(Beginning of Data supplied)

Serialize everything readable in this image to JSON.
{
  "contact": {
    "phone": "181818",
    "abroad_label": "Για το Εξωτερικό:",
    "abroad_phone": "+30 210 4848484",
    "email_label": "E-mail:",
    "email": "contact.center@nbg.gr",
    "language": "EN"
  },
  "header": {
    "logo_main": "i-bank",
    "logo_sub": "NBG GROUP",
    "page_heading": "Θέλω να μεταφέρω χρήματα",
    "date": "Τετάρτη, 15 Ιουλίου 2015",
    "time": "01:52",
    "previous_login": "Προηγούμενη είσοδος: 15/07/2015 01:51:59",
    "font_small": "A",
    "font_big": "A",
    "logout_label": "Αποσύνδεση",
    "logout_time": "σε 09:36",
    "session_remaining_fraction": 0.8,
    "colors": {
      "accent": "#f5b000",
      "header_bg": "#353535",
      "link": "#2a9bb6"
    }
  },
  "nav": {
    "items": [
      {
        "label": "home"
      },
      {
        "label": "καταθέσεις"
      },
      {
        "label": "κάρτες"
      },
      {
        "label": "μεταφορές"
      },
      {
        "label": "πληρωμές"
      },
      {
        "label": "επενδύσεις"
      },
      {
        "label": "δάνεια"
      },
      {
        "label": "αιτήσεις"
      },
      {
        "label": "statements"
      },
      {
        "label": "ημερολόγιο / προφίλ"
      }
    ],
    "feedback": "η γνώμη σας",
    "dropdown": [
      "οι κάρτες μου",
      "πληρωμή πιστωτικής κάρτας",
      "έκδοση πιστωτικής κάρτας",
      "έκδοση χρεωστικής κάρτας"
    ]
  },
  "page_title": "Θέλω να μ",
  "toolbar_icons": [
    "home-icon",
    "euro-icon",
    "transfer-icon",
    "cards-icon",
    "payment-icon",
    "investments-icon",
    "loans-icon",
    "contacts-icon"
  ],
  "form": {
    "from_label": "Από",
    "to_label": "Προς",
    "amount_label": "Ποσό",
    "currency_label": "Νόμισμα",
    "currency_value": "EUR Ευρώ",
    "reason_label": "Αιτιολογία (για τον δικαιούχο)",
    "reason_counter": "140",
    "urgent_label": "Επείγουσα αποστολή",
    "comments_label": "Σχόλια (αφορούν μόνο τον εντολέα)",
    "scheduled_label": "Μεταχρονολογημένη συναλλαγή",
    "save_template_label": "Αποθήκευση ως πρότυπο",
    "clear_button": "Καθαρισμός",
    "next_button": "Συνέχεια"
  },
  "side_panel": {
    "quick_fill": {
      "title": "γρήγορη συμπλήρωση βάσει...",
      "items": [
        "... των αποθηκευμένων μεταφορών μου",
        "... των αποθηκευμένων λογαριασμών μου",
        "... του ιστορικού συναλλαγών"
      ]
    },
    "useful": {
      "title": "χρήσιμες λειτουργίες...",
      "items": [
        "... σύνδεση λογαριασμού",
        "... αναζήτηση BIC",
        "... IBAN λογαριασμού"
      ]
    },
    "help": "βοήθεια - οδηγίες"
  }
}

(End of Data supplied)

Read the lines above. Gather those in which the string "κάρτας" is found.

      "πληρωμή πιστωτικής κάρτας",
      "έκδοση πιστωτικής κάρτας",
      "έκδοση χρεωστικής κάρτας"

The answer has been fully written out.